Turkish President Recep Tayyip Erdogan has been busy at a NATO summit in Lithuania, surprising observers after reversing course and approving Sweden’s long-awaited bid to join the military bloc.
At a press conference late on Wednesday following the summit in the capital of Vilnius, Erdogan touched on several issues for Turkey, including ratifying Sweden’s NATO bid, its F-16 jet defence deal with the United States, and the balancing act it continues to play between Russia and Ukraine.
Keep readinglist of 4 items
Turkey is forging new paths in Europe, also resuming talks with Greece, the two announced on the same day, after more than a year of tensions between the historic foes.
Erodgan’s NATO play is ahead of his visit to the Gulf countries next week, a trip the leader is taking in part to drum up foreign funding to boost Turkey’s strained economy after his re-election in May.
Ratifying Sweden’s NATO bid
The Turkish leader said that he will forward the ratification of Sweden’s NATO bid to parliament when it reopens from October, with Stockholm to provide a road map of the steps it will take before the ratification is sent.
Ankara’s approval came as Sweden pledged support for updating Turkey’s customs agreement with the European Union and its desire to have visa-free travel throughout the EU for its citizens.
Erdogan also expects that Stockholm will take steps against members of a group its considers terrorists, the outlawed Kurdistan Workers’ Party (PKK).
“When it reopens, I believe our parliament speaker will bring this forward among international agreements.
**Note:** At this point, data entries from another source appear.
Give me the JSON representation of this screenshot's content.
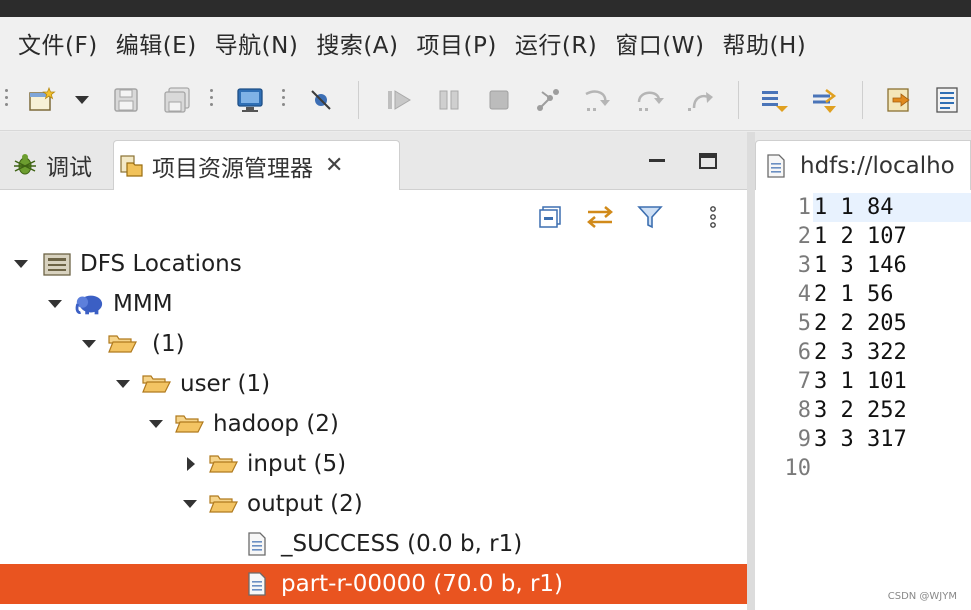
{
  "menubar": {
    "items": [
      "文件(F)",
      "编辑(E)",
      "导航(N)",
      "搜索(A)",
      "项目(P)",
      "运行(R)",
      "窗口(W)",
      "帮助(H)"
    ]
  },
  "toolbar": {
    "icons": [
      "new-wizard-icon",
      "dropdown-arrow-icon",
      "save-icon",
      "save-all-icon",
      "terminal-icon",
      "skip-breakpoints-icon",
      "resume-icon",
      "suspend-icon",
      "terminate-icon",
      "disconnect-icon",
      "step-into-icon",
      "step-over-icon",
      "step-return-icon",
      "next-annotation-icon",
      "previous-annotation-icon",
      "open-type-icon",
      "open-task-icon"
    ]
  },
  "left_panel": {
    "tabs": [
      {
        "label": "调试",
        "icon": "debug-bug-icon"
      },
      {
        "label": "项目资源管理器",
        "icon": "project-explorer-icon",
        "active": true
      }
    ],
    "close_glyph": "✕",
    "view_icons": [
      "collapse-all-icon",
      "link-with-editor-icon",
      "filter-icon",
      "view-menu-icon"
    ],
    "tree": [
      {
        "label": "DFS Locations",
        "icon": "dfs-locations-icon",
        "expanded": true
      },
      {
        "label": "MMM",
        "icon": "hadoop-elephant-icon",
        "expanded": true
      },
      {
        "label": "(1)",
        "icon": "folder-open-icon",
        "expanded": true
      },
      {
        "label": "user (1)",
        "icon": "folder-open-icon",
        "expanded": true
      },
      {
        "label": "hadoop (2)",
        "icon": "folder-open-icon",
        "expanded": true
      },
      {
        "label": "input (5)",
        "icon": "folder-open-icon",
        "expanded": false
      },
      {
        "label": "output (2)",
        "icon": "folder-open-icon",
        "expanded": true
      },
      {
        "label": "_SUCCESS (0.0 b, r1)",
        "icon": "file-icon"
      },
      {
        "label": "part-r-00000 (70.0 b, r1)",
        "icon": "file-icon",
        "selected": true
      }
    ]
  },
  "editor": {
    "tab_title": "hdfs://localho",
    "line_numbers": [
      "1",
      "2",
      "3",
      "4",
      "5",
      "6",
      "7",
      "8",
      "9",
      "10"
    ],
    "lines": [
      "1 1 84",
      "1 2 107",
      "1 3 146",
      "2 1 56",
      "2 2 205",
      "2 3 322",
      "3 1 101",
      "3 2 252",
      "3 3 317",
      ""
    ]
  },
  "watermark": "CSDN @WJYM",
  "colors": {
    "selection": "#e95420",
    "current_line": "#e8f2fe",
    "folder": "#e8a33c"
  }
}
The primary place of approval is the parliament, then it will come to me for approval,” Erdogan said.
In addition, the leader will hold talks with a nationalist parliamentary ally of his Justice and Development (AK) Party, the Nationalist Movement Party (MHP), which expressed dismay at the news of approving Sweden’s bid.
Jets for joining
Hours after Ankara said it would allow Stockholm into the bloc, the US said it will proceed with the transfer of F-16 fighter jets to Turkey, the likely trade-off for Ankara’s green light.
At Wednesday’s news conference, Erdogan said he was “more hopeful than ever” for the purchase of the jets, while US President Joe Biden also on Wednesday expressed confidence that the deal will go ahead.
Turkey has long sought to buy the warplanes in a bid to update its existing fleet, alongside modernisation kits.
Erdogan also commented on the release of former commanders of Ukraine’s garrison in Mariupol, which it helped facilitate, saying Russia’s initial negative reaction had changed.
“First, there were some statements from Russia but afterwards when they learned about some circumstances, the situation entered a positive track,” Erdogan said at the press conference.
Russia reacted with scorn over Turkey’s role in brokering the release of the five commanders, saying it violated the terms of a prisoner exchange deal engineered last year.
Erdogan also said at the conference that Turkey could act as a mediator between Moscow and Kyiv to end the invasion of Ukraine that began in February last year.
However, Russian President Vladimir Putin currently has no plans to speak with Ankara’s leader, according to Russia’s TASS news agency, which cited the Kremlin spokesman.
On Saturday, commenting on another country’s bid to join the defence pact, Erdogan said Ukraine “deserved” NATO membership.